§ **INSTRUCTIONS TO FOLLOW**
The answer must be every line below that contains the string "structured".

(Data about app and page elements)
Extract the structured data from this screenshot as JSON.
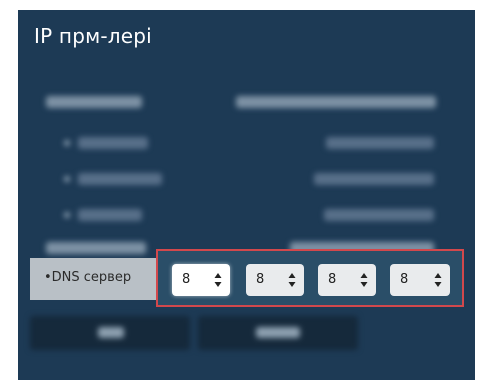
{
  "title": "IP прм-лері",
  "dns": {
    "label": "•DNS сервер",
    "octets": [
      "8",
      "8",
      "8",
      "8"
    ]
  },
  "icons": {
    "spinner": "up-down-spinner-icon"
  },
  "colors": {
    "panel": "#1d3a55",
    "highlight_border": "#d2484c",
    "label_bg": "#b9c0c6",
    "field_bg": "#e9ebed"
  }
}
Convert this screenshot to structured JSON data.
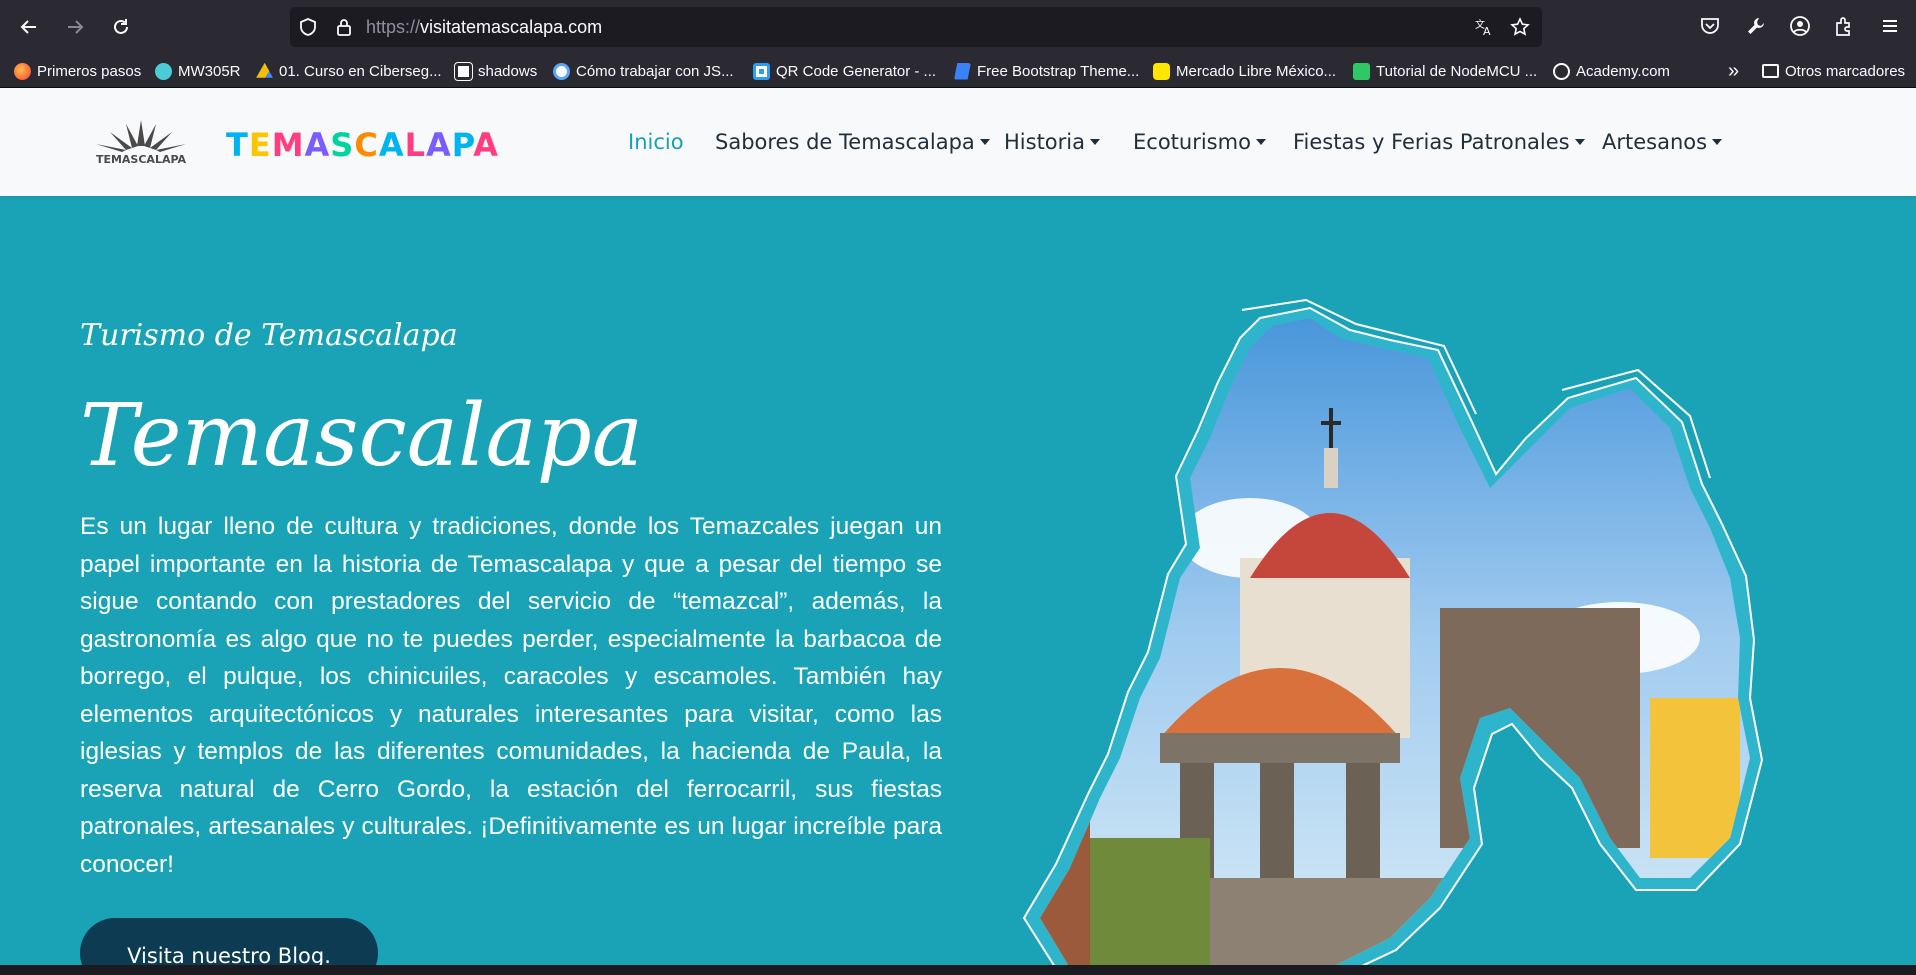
{
  "browser": {
    "url_protocol": "https://",
    "url_host": "visitatemascalapa.com"
  },
  "bookmarks": [
    {
      "label": "Primeros pasos",
      "icon": "firefox-icon",
      "color": "#ff7139"
    },
    {
      "label": "MW305R",
      "icon": "tplink-icon",
      "color": "#4acbd6"
    },
    {
      "label": "01. Curso en Ciberseg...",
      "icon": "drive-icon",
      "color": "#fbbc04"
    },
    {
      "label": "shadows",
      "icon": "shadows-icon",
      "color": "#ffffff"
    },
    {
      "label": "Cómo trabajar con JS...",
      "icon": "globe-icon",
      "color": "#59a6ff"
    },
    {
      "label": "QR Code Generator - ...",
      "icon": "qr-icon",
      "color": "#2a9df4"
    },
    {
      "label": "Free Bootstrap Theme...",
      "icon": "bootstrap-icon",
      "color": "#3b82f6"
    },
    {
      "label": "Mercado Libre México...",
      "icon": "mercadolibre-icon",
      "color": "#ffe600"
    },
    {
      "label": "Tutorial de NodeMCU ...",
      "icon": "nodemcu-icon",
      "color": "#2ec866"
    },
    {
      "label": "Academy.com",
      "icon": "globe-icon",
      "color": "#fbfbfe"
    }
  ],
  "other_bookmarks": "Otros marcadores",
  "site": {
    "logo_caption": "TEMASCALAPA",
    "brand": "TEMASCALAPA",
    "brand_colors": [
      "#00b4f0",
      "#ffc400",
      "#ff3d7f",
      "#7a5cff",
      "#00d2a0",
      "#ff8a00",
      "#00b4f0",
      "#ff3d7f",
      "#7a5cff",
      "#00b4f0",
      "#ff3d7f"
    ],
    "nav": {
      "inicio": "Inicio",
      "sabores": "Sabores de Temascalapa",
      "historia": "Historia",
      "ecoturismo": "Ecoturismo",
      "fiestas": "Fiestas y Ferias Patronales",
      "artesanos": "Artesanos"
    },
    "hero": {
      "subtitle": "Turismo de Temascalapa",
      "title": "Temascalapa",
      "text": "Es un lugar lleno de cultura y tradiciones, donde los Temazcales juegan un papel importante en la historia de Temascalapa y que a pesar del tiempo se sigue contando con prestadores del servicio de “temazcal”, además, la gastronomía es algo que no te puedes perder, especialmente la barbacoa de borrego, el pulque, los chinicuiles, caracoles y escamoles. También hay elementos arquitectónicos y naturales interesantes para visitar, como las iglesias y templos de las diferentes comunidades, la hacienda de Paula, la reserva natural de Cerro Gordo, la estación del ferrocarril, sus fiestas patronales, artesanales y culturales. ¡Definitivamente es un lugar increíble para conocer!",
      "cta": "Visita nuestro Blog."
    }
  },
  "colors": {
    "hero_bg": "#1aa3b7",
    "nav_active": "#18a0b4",
    "cta_bg": "#0c3b52"
  }
}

§ **RESPONSE TO THE TASK**
Extract the structured data from this screenshot as JSON.
Convert this screenshot to structured JSON data.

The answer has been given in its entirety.